As I write this blog, a new year is dawning. Maryland has just vaccinated 1% of its citizens. I am not sure whether to be excited by this number or to be concerned with the Herculean task ahead. It’s truly like glimpsing a tiny flicker of light at the end of a very long tunnel.
So what should we expect from 2021? It’s certain that it will bring new challenges. And with challenges usually come opportunities. A Yiddish proverb says, “We plan. God Laughs.” Last year, we’ve made predictions about 2020 but, surprisingly, not all of them turned out to be wrong (see how accurate we were here). So let’s indulge ourselves. I bet that with some reliance on the past performance, the recent and historical data, and our collective local real estate market expertise we can make predictions that will withstand the test of time (save for an alien invasion, of course).
Real estate prices in Maryland, Virginia, and Washington, DC will continue to grow.
Coronavirus notwithstanding, the median price of a home sold in the area in September 2020 hit the record high of $512,000. It’s a whopping 18.8% year-over-year increase, making this year’s median home $81,000 more expensive than in 2019. What’s more significant is that virtually every county posted healthy increases in home prices. In Montgomery County, the median selling price of a home (including townhouses and condos) hit $490,100, up 14.2% from a year ago. Despite being hit by Covid-19 the hardest, Prince George’s County also continues to thrive, increasing its median home prices 11%, to $350,000. Baltimore metro area is not much behind: it pushed to a November ten-year high median sales price of $322,000 – the second-highest price on record.
Why do we remain confident in the Baltimore / DC region real estate?
At least four reasons.
Reason 1: Interest rates are low and are likely to remain low in 2021.

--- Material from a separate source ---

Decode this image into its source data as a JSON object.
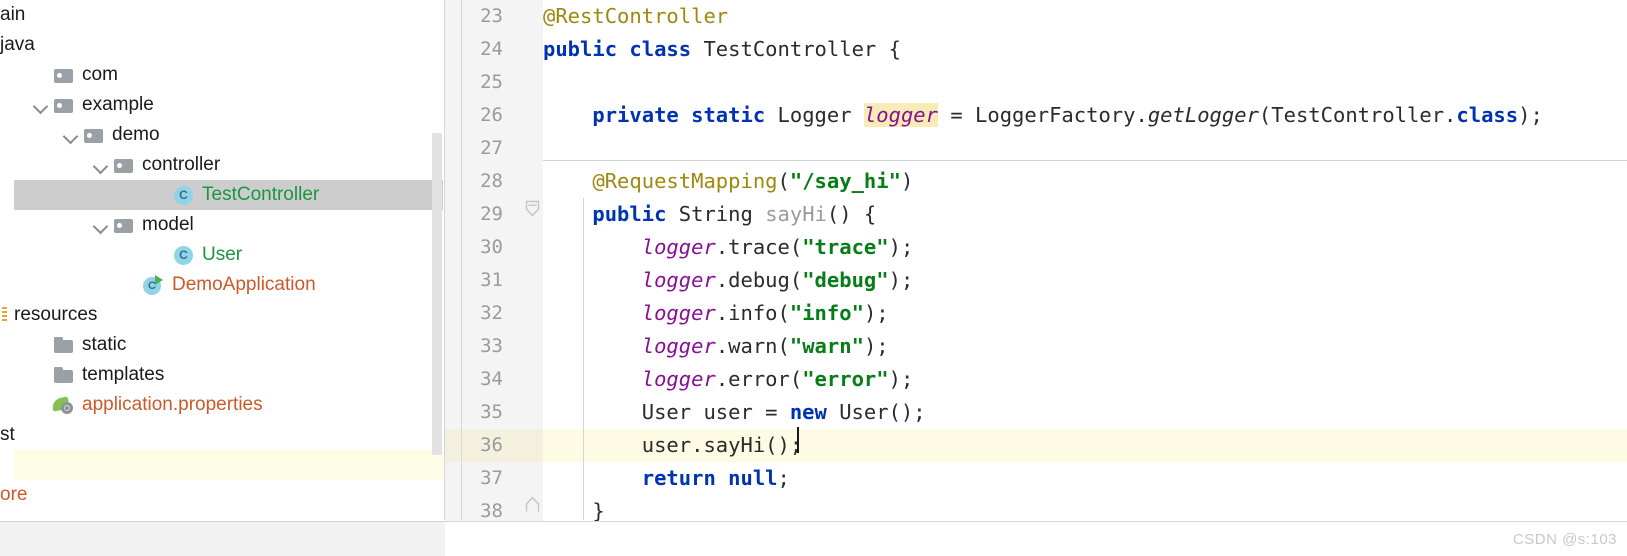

Low mortgage rates make homeownership more affordable. For example, on a mortgage of $300K, a monthly difference between paying an interest of 5.25% and 3.25% is over $350K. As the rates go up, so is the monthly payment, potentially putting break on price appreciation. Usually, an improving economy correlates to rising mortgage rates. Economists and investors believe that the U.S. economy will bounce back in 2021 as COVID-19 vaccines are distributed. However, a dramatic increase in mortgage rates is unlikely. Mortgage rates plummeted to new depths in December 2020, setting all-time lows south of 3 percent. It’s not completely unlikely for them to fall even further in the first quarter of 2021 before beginning to climb.
Reason 2: Low regional unemployment rates in the DC metro area.

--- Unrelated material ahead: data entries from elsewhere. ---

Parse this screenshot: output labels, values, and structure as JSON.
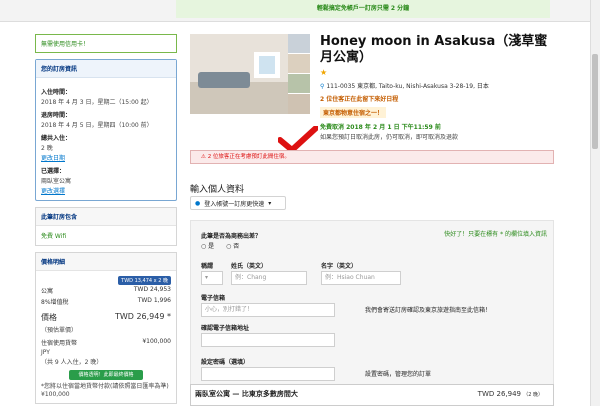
{
  "top": {
    "banner": "輕鬆搞定免帳戶一訂房只需 2 分鐘"
  },
  "left": {
    "notice": "無需使用信用卡！",
    "booking": {
      "title": "您的訂房資訊",
      "checkin_label": "入住時間：",
      "checkin_value": "2018 年 4 月 3 日，星期二（15:00 起）",
      "checkout_label": "退房時間：",
      "checkout_value": "2018 年 4 月 5 日，星期四（10:00 前）",
      "stay_label": "總共入住：",
      "stay_value": "2 晚",
      "change_dates": "更改日期",
      "selected_label": "已選擇：",
      "selected_value": "兩臥室公寓",
      "change_room": "更改選擇"
    },
    "includes": {
      "title": "此筆訂房包含",
      "item": "免費 Wifi"
    },
    "price": {
      "title": "價格明細",
      "badge": "TWD 13,474 x 2 晚",
      "row1_label": "公寓",
      "row1_value": "TWD 24,953",
      "row2_label": "8%增值稅",
      "row2_value": "TWD 1,996",
      "total_label": "價格",
      "total_sub": "（預估單價）",
      "total_value": "TWD 26,949 *",
      "local_label": "住宿使用貨幣",
      "local_sub": "JPY",
      "local_value": "¥100,000",
      "count_text": "（共 9 人入住，2 晚）",
      "cta": "價格透明！此即最終價格",
      "footnote": "*您將以住宿當地貨幣付款(請依照當日匯率為準)",
      "footnote2": "¥100,000"
    }
  },
  "hotel": {
    "title": "Honey moon in Asakusa（淺草蜜月公寓）",
    "address": "111-0035 東京都, Taito-ku, Nishi-Asakusa 3-28-19, 日本",
    "promo": "2 位住客正在此留下來好日程",
    "recommend": "東京都物意住宿之一！",
    "free_cancel": "免費取消 2018 年 2 月 1 日 下午11:59 前",
    "free_cancel_detail": "如果您預訂日取消此房，仍可取消，即可取消及退款"
  },
  "alert": "2 位旅客正在考慮預訂此間住宿。",
  "form": {
    "heading": "輸入個人資料",
    "signin": "登入帳號一訂房更快速",
    "tip": "快好了！只要在標有 * 的欄位填入資訊",
    "question": "此筆是否為商務出差？",
    "yes": "是",
    "no": "否",
    "salutation": "稱謂",
    "lastname": "姓氏（英文）",
    "lastname_ph": "例：Chang",
    "firstname": "名字（英文）",
    "firstname_ph": "例：Hsiao Chuan",
    "email": "電子信箱",
    "email_ph": "小心，別打錯了！",
    "email_note": "我們會寄送訂房確認及東京旅遊指南至此信箱！",
    "email_confirm": "確認電子信箱地址",
    "password": "設定密碼（選填）",
    "password_note": "設置密碼，管理您的訂單"
  },
  "summary": {
    "title": "兩臥室公寓 — 比東京多數房間大",
    "price": "TWD 26,949",
    "nights": "（2 晚）"
  }
}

One of the direct impacts of the coronavirus shut down is a drastic increase in unemployment rates. No metropolitan area has been spared. In the DMV area, the rates of unemployment almost triple from a year ago. However, we are far from being the hardest area in the nation. Perhaps more importantly, there are some signs of improvement on the horizon. In November 2020, The Washington metro area’s unemployment fell below 6% for the first time since the coronavirus pandemic began. As vaccines become more widely available, the unemployment rate is bound to slowly decline from its peak pandemic levels.
Reason 3: White collar savings are on the increase.

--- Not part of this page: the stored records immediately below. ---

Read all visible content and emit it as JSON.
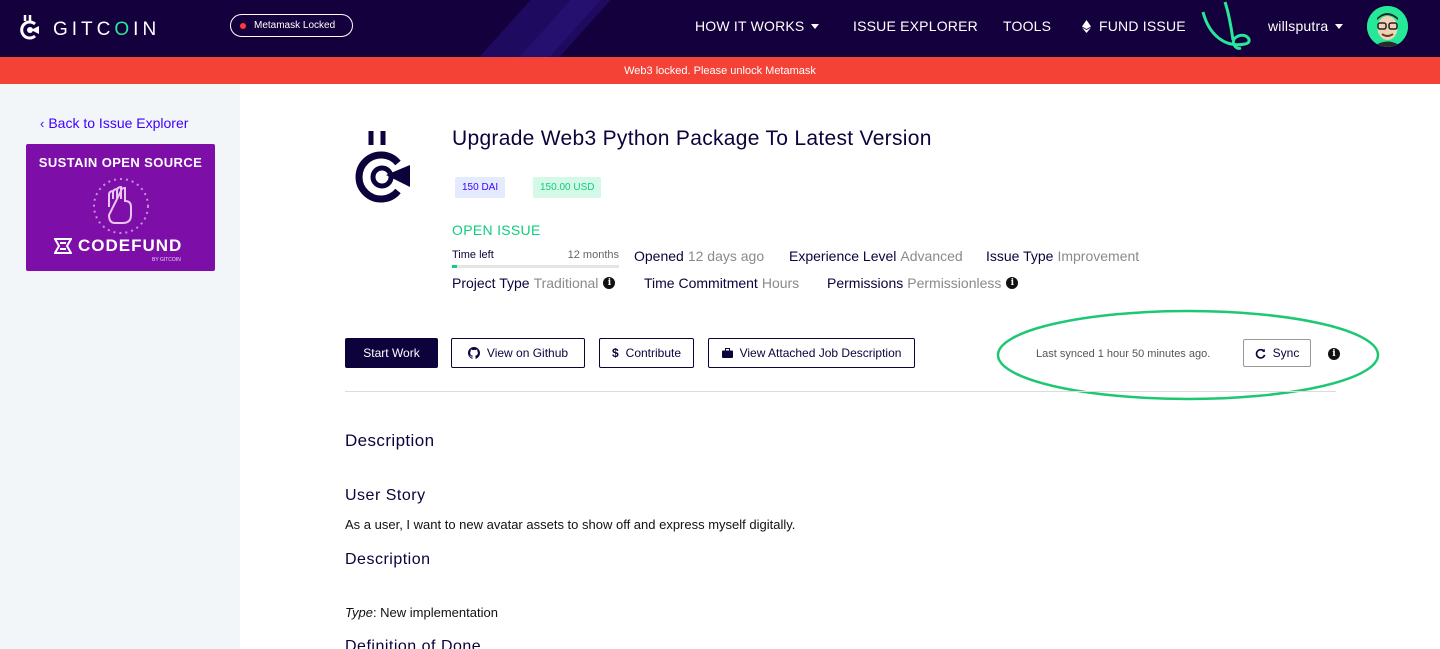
{
  "navbar": {
    "brand_left": "GITC",
    "brand_o": "O",
    "brand_right": "IN",
    "metamask_status": "Metamask Locked",
    "items": [
      {
        "label": "HOW IT WORKS"
      },
      {
        "label": "ISSUE EXPLORER"
      },
      {
        "label": "TOOLS"
      },
      {
        "label": "FUND ISSUE"
      }
    ],
    "username": "willsputra"
  },
  "alert": {
    "text": "Web3 locked. Please unlock Metamask"
  },
  "sidebar": {
    "back_label": "Back to Issue Explorer",
    "ad_title": "SUSTAIN OPEN SOURCE",
    "ad_brand": "CODEFUND",
    "ad_sub": "BY GITCOIN"
  },
  "issue": {
    "title": "Upgrade Web3 Python Package To Latest Version",
    "amount_token": "150 DAI",
    "amount_usd": "150.00 USD",
    "status": "OPEN ISSUE",
    "time_left_label": "Time left",
    "time_left_value": "12 months",
    "time_left_fraction": 0.03,
    "meta": {
      "opened_k": "Opened",
      "opened_v": "12 days ago",
      "experience_k": "Experience Level",
      "experience_v": "Advanced",
      "issue_type_k": "Issue Type",
      "issue_type_v": "Improvement",
      "project_type_k": "Project Type",
      "project_type_v": "Traditional",
      "time_commit_k": "Time Commitment",
      "time_commit_v": "Hours",
      "permissions_k": "Permissions",
      "permissions_v": "Permissionless"
    }
  },
  "actions": {
    "start_work": "Start Work",
    "view_github": "View on Github",
    "contribute": "Contribute",
    "view_job": "View Attached Job Description",
    "last_synced": "Last synced 1 hour 50 minutes ago.",
    "sync": "Sync"
  },
  "content": {
    "description_heading": "Description",
    "user_story_heading": "User Story",
    "user_story_text": "As a user, I want to new avatar assets to show off and express myself digitally.",
    "description2_heading": "Description",
    "type_label": "Type",
    "type_value": ": New implementation",
    "dod_heading": "Definition of Done"
  },
  "colors": {
    "navbar": "#15003e",
    "alert": "#f44336",
    "accent_green": "#0fce7c",
    "primary": "#0d023b",
    "link": "#3e00ff"
  }
}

Despite the unimaginable hardship wrecked onto those directly affected by the shutdown, many white-collar professionals in our area were able to retain their jobs and their incomes. After all, the DC area is particularly reliant on such employers as the Federal and state governments, various government contractors, and pharmaceutical companies (here is looking at you, AstraZeneca!) Somehow, many retirement accounts were left mostly untouched. Paradoxically, Americans are saving a greater percentage of their money than ever before. As consumer spending fell, some were fortunate to increased their personal saving rate to a record 32.2% in April 2020. Of course, no everyone is in a position to do so, and the numbers highlight deep inequality in society. However, in our generally affluent area, the larger savings might be expected to translate into larger downpayment and ability to afford more expensive properties.
Reason 4: Booming Stock Market.
This New York Times article offers a detailed analysis as to why the stock market remained so healthy in 2020. I will steer away from predicting what will happen in the stock market this year. However, the bottom line is the same: buyers feel more comfortable in investing in real estate while they are flush with funds. They can step up their spending (and driving the DC-area prices up) in 2021.
Competition For Investment Properties Will Remain Robust.
The steady appreciation in the local market is bound to attract the attention of aspiring investors. We are receiving more and more phone calls from folks who, frankly, have no clue how real estate investing works. We are one of the few private lenders who welcome first-time rehabbers but the lack of knowledge among some applicants is truly astonishing. These folks will pay virtually any price for a property with little upside potential. It’s hard to compete with someone willing to bid high enough to erode any possible profit.
However, this is not the first year we’ve made such a prediction. And year-after-year, real estate investors with determination, tenacity, and creativity supplement their incomes and build long-term wealth by investing in homes in Maryland, Washington, DC, and Virginia. The competition is high because it’s a super-profitable industry and because we live in an awesome area to make money in real estate.